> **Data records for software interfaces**
━━━━

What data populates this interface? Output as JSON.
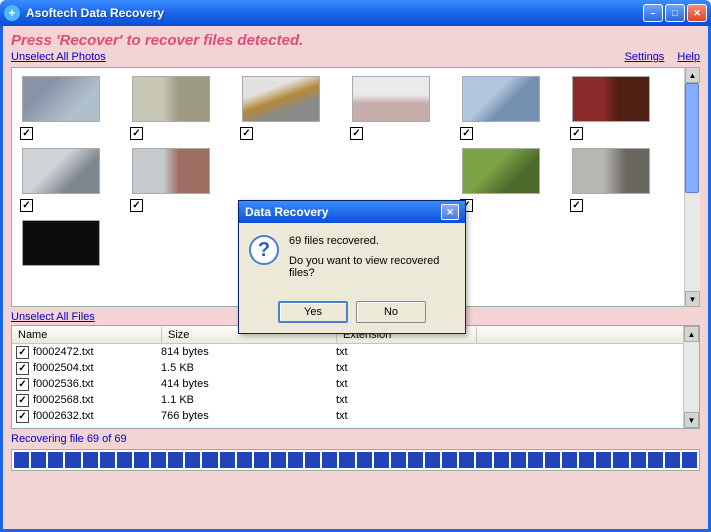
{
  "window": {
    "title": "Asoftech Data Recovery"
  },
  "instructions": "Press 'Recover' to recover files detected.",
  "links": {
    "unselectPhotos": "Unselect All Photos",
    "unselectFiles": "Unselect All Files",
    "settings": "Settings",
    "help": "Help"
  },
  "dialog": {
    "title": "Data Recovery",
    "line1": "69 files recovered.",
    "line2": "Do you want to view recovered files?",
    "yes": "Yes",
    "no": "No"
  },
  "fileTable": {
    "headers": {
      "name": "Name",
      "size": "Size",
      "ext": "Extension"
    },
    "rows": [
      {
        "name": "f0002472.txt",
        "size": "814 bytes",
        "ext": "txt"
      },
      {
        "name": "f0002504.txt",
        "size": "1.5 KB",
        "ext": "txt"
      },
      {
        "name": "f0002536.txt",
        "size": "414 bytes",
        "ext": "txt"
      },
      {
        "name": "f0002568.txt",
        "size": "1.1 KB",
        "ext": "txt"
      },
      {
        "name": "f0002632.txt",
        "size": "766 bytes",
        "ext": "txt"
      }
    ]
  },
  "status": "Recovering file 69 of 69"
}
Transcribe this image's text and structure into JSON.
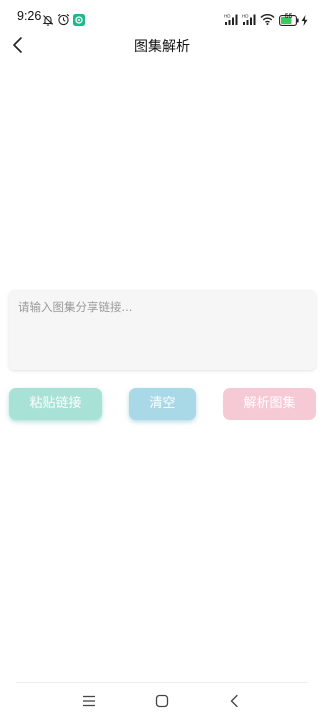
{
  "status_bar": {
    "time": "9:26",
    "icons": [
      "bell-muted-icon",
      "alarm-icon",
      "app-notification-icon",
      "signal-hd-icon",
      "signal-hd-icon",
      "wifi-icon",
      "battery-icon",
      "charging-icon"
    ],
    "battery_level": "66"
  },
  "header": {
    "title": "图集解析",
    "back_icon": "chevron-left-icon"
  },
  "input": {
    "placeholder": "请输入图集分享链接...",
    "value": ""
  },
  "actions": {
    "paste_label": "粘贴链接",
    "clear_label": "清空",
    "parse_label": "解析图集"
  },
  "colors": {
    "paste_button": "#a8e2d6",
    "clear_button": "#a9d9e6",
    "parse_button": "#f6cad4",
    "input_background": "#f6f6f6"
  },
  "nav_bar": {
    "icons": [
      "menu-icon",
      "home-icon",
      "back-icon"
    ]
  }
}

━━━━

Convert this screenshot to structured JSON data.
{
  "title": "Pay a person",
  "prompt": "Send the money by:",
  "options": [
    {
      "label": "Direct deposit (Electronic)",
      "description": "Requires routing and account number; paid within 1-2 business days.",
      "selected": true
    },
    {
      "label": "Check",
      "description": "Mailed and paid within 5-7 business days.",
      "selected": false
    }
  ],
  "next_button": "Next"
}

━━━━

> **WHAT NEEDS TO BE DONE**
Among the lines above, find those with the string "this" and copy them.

> **RESPONSE**
What data populates this interface? Output as JSON.
Transcribe this image's text and structure into JSON.
Convert this screenshot to structured JSON data.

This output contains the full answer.